> WHAT YOU WILL DO:
Count up the lines below that include the string "true" and report the number by itself.

> THE INPUT:
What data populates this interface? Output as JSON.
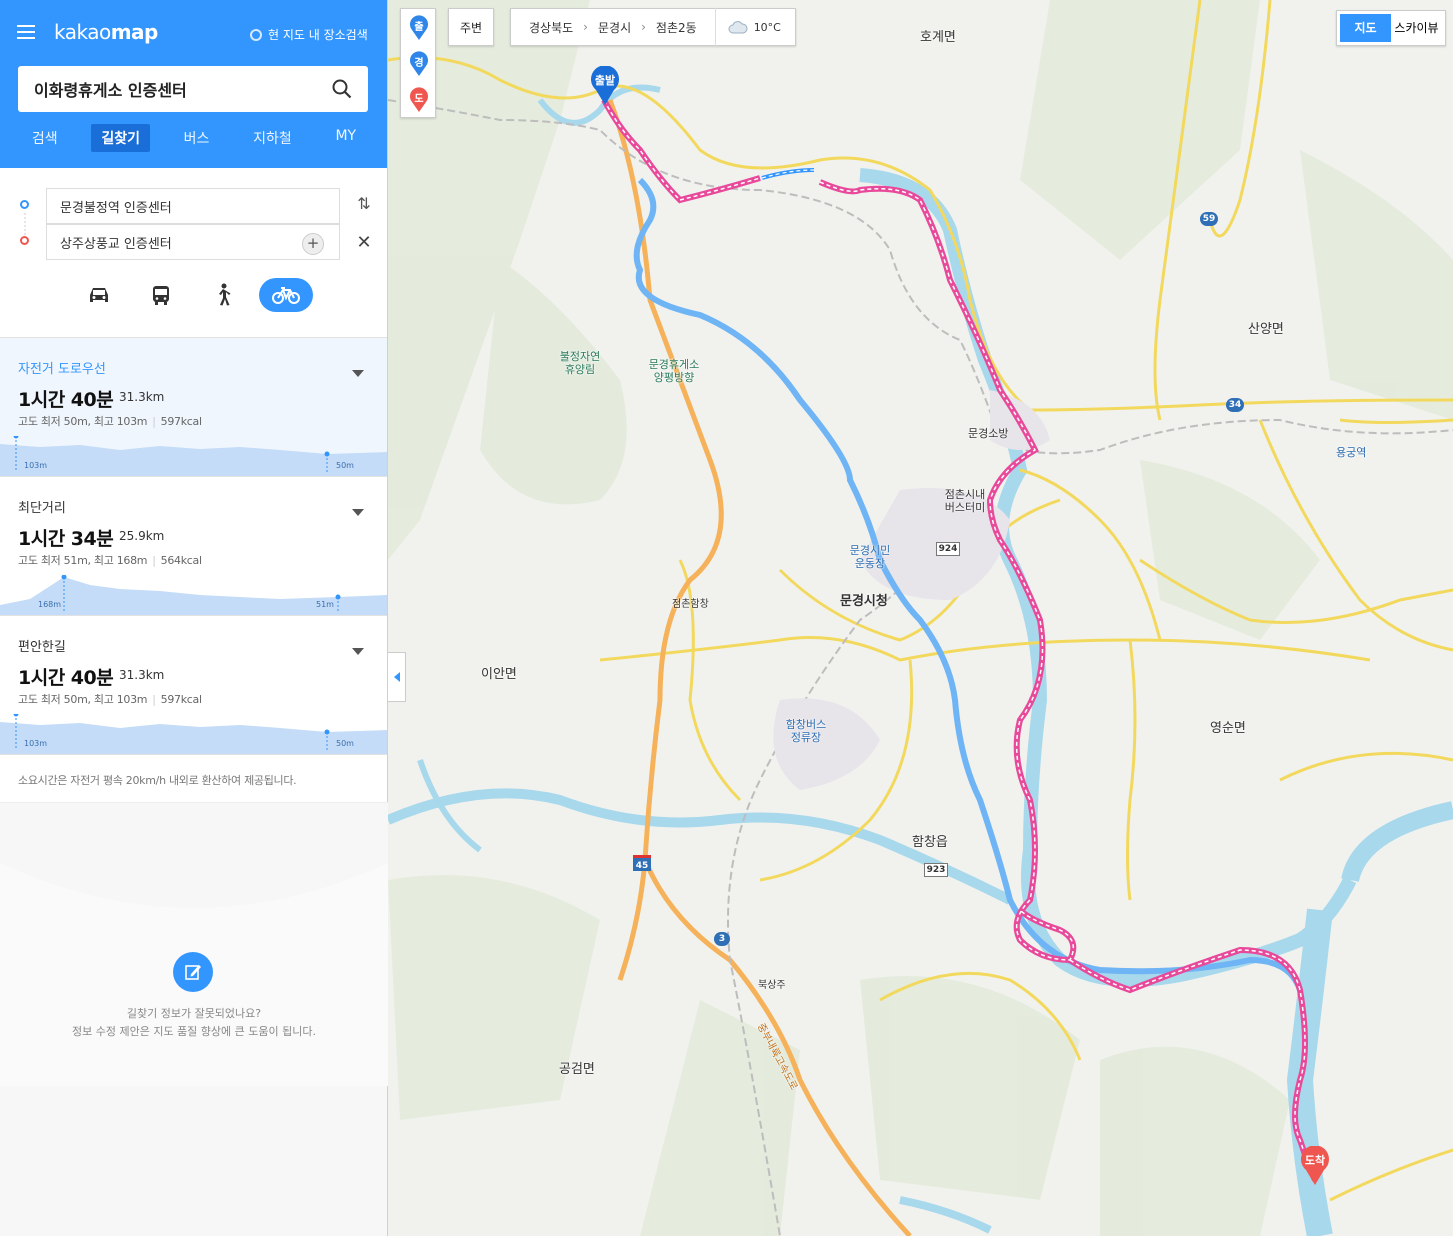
{
  "app": {
    "logo_light": "kakao",
    "logo_bold": "map",
    "map_search": "현 지도 내 장소검색"
  },
  "search": {
    "value": "이화령휴게소 인증센터"
  },
  "tabs": [
    "검색",
    "길찾기",
    "버스",
    "지하철",
    "MY"
  ],
  "active_tab": "길찾기",
  "route_inputs": {
    "origin": "문경불정역 인증센터",
    "destination": "상주상풍교 인증센터"
  },
  "travel_modes": [
    "car-icon",
    "bus-icon",
    "walk-icon",
    "bike-icon"
  ],
  "active_mode": "bike-icon",
  "routes": [
    {
      "name": "자전거 도로우선",
      "time": "1시간 40분",
      "distance": "31.3km",
      "info": "고도 최저 50m, 최고 103m",
      "kcal": "597kcal",
      "elev_high": "103m",
      "elev_low": "50m",
      "selected": true
    },
    {
      "name": "최단거리",
      "time": "1시간 34분",
      "distance": "25.9km",
      "info": "고도 최저 51m, 최고 168m",
      "kcal": "564kcal",
      "elev_high": "168m",
      "elev_low": "51m",
      "selected": false
    },
    {
      "name": "편안한길",
      "time": "1시간 40분",
      "distance": "31.3km",
      "info": "고도 최저 50m, 최고 103m",
      "kcal": "597kcal",
      "elev_high": "103m",
      "elev_low": "50m",
      "selected": false
    }
  ],
  "note": "소요시간은 자전거 평속 20km/h 내외로 환산하여 제공됩니다.",
  "feedback": {
    "line1": "길찾기 정보가 잘못되었나요?",
    "line2": "정보 수정 제안은 지도 품질 향상에 큰 도움이 됩니다."
  },
  "map": {
    "pin_buttons": [
      "출",
      "경",
      "도"
    ],
    "nearby": "주변",
    "breadcrumb": [
      "경상북도",
      "문경시",
      "점촌2동"
    ],
    "weather": "10°C",
    "map_types": [
      "지도",
      "스카이뷰"
    ],
    "active_map_type": "지도",
    "start_label": "출발",
    "end_label": "도착",
    "places": [
      "호계면",
      "산양면",
      "이안면",
      "영순면",
      "함창읍",
      "공검면",
      "문경시청",
      "불정자연 휴양림",
      "문경휴게소 양평방향",
      "문경소방",
      "점촌시내 버스터미",
      "점촌함창",
      "함창버스 정류장",
      "북상주",
      "용궁역",
      "문경시민 운동장",
      "중부내륙고속도로"
    ],
    "road_numbers": [
      "59",
      "34",
      "924",
      "923",
      "45",
      "3"
    ]
  },
  "colors": {
    "brand": "#3396ff",
    "bike_route": "#e8499a",
    "alt_route": "#6fb4f4",
    "river": "#a8d8ec"
  }
}
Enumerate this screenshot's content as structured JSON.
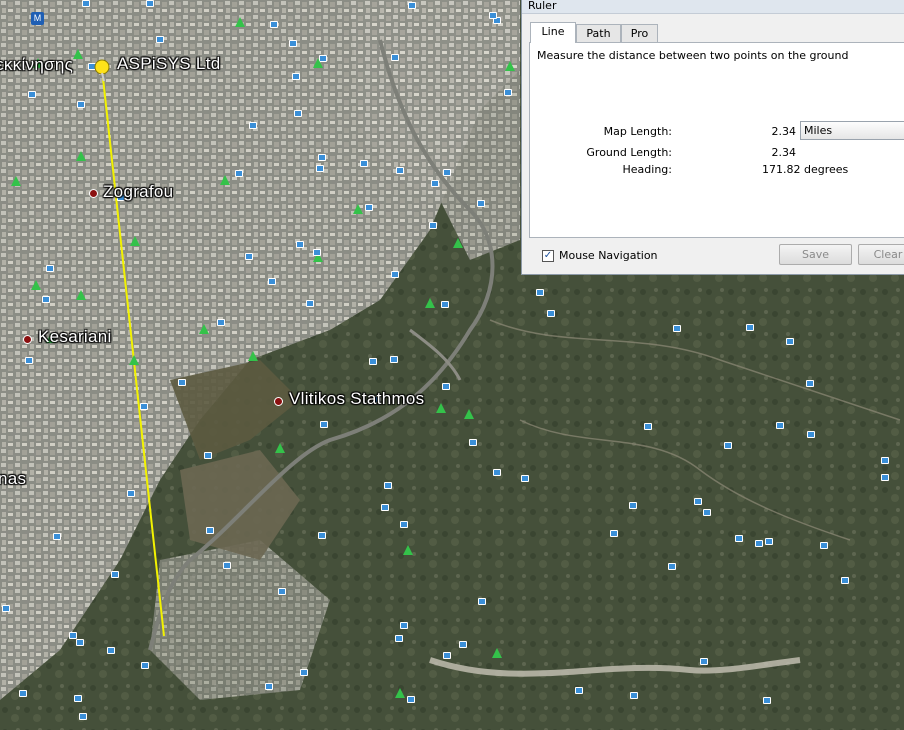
{
  "map": {
    "places": [
      {
        "id": "aspisys",
        "label": "ASPiSYS Ltd"
      },
      {
        "id": "ekkinisis",
        "label": "εκκίνησης"
      },
      {
        "id": "zografou",
        "label": "Zografou"
      },
      {
        "id": "kesariani",
        "label": "Kesariani"
      },
      {
        "id": "vlitikos",
        "label": "Vlitikos Stathmos"
      },
      {
        "id": "nas",
        "label": "nas"
      }
    ],
    "measure_line_color": "#f2f200",
    "badge_letter": "M"
  },
  "ruler": {
    "window_title": "Ruler",
    "tabs": [
      {
        "label": "Line",
        "active": true
      },
      {
        "label": "Path",
        "active": false
      },
      {
        "label": "Pro",
        "active": false
      }
    ],
    "description": "Measure the distance between two points on the ground",
    "map_length_label": "Map Length:",
    "map_length_value": "2.34",
    "unit_selected": "Miles",
    "ground_length_label": "Ground Length:",
    "ground_length_value": "2.34",
    "heading_label": "Heading:",
    "heading_value": "171.82 degrees",
    "mouse_navigation_label": "Mouse Navigation",
    "mouse_navigation_checked": true,
    "save_label": "Save",
    "clear_label": "Clear"
  }
}
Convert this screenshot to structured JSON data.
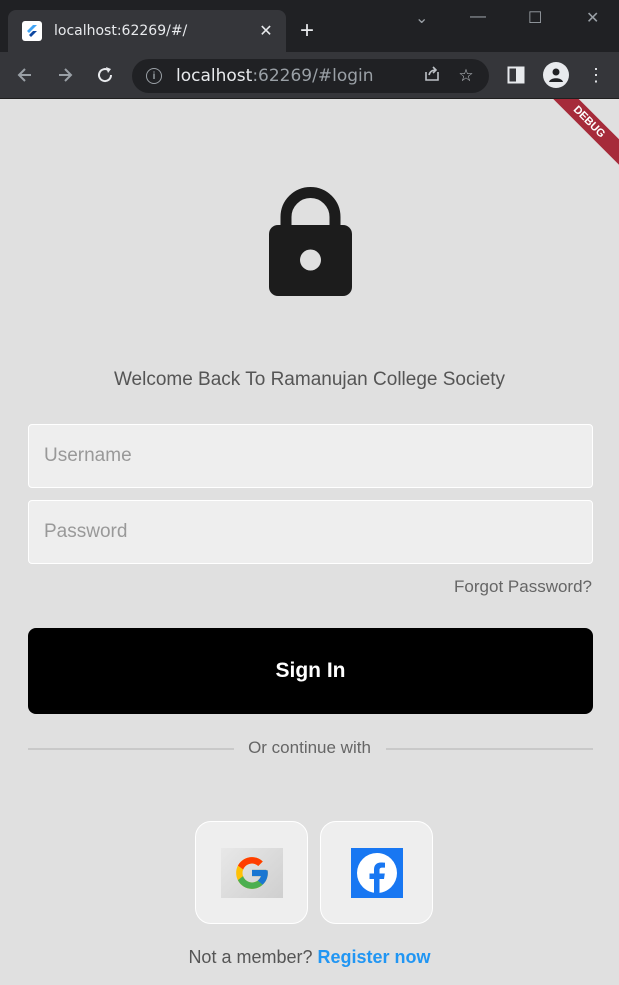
{
  "browser": {
    "tab_title": "localhost:62269/#/",
    "tab_close": "✕",
    "new_tab": "+",
    "url_host": "localhost",
    "url_path": ":62269/#login",
    "window_controls": [
      "⌄",
      "—",
      "☐",
      "✕"
    ]
  },
  "debug_banner": "DEBUG",
  "login": {
    "welcome": "Welcome Back To Ramanujan College Society",
    "username_placeholder": "Username",
    "password_placeholder": "Password",
    "forgot_password": "Forgot Password?",
    "sign_in": "Sign In",
    "divider": "Or continue with",
    "register_prompt": "Not a member?",
    "register_link": "Register now"
  },
  "colors": {
    "page_bg": "#e0e0e0",
    "button_bg": "#000000",
    "link": "#2196f3",
    "debug": "#a62b3a"
  }
}
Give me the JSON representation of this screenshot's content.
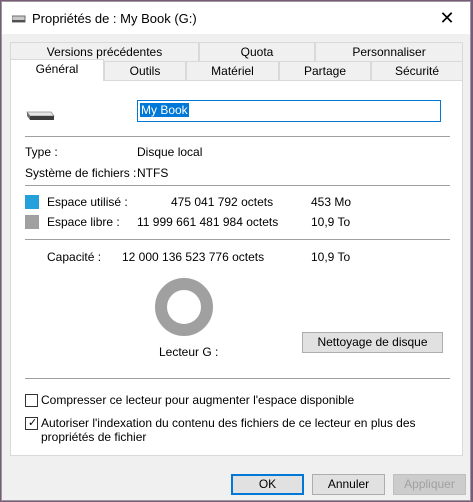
{
  "window": {
    "title": "Propriétés de : My Book (G:)",
    "close_glyph": "✕"
  },
  "tabs_row1": [
    "Versions précédentes",
    "Quota",
    "Personnaliser"
  ],
  "tabs_row2": [
    "Général",
    "Outils",
    "Matériel",
    "Partage",
    "Sécurité"
  ],
  "active_tab": "Général",
  "general": {
    "drive_name": "My Book",
    "type_label": "Type :",
    "type_value": "Disque local",
    "fs_label": "Système de fichiers :",
    "fs_value": "NTFS",
    "used": {
      "label": "Espace utilisé :",
      "bytes": "475 041 792 octets",
      "size": "453 Mo",
      "color": "#26a0da"
    },
    "free": {
      "label": "Espace libre :",
      "bytes": "11 999 661 481 984 octets",
      "size": "10,9 To",
      "color": "#a0a0a0"
    },
    "capacity": {
      "label": "Capacité :",
      "bytes": "12 000 136 523 776 octets",
      "size": "10,9 To"
    },
    "used_fraction": 4e-05,
    "drive_label": "Lecteur G :",
    "cleanup_button": "Nettoyage de disque",
    "compress_label": "Compresser ce lecteur pour augmenter l'espace disponible",
    "compress_checked": false,
    "index_label": "Autoriser l'indexation du contenu des fichiers de ce lecteur en plus des propriétés de fichier",
    "index_checked": true
  },
  "buttons": {
    "ok": "OK",
    "cancel": "Annuler",
    "apply": "Appliquer"
  }
}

> SOLUTION BELOW:
4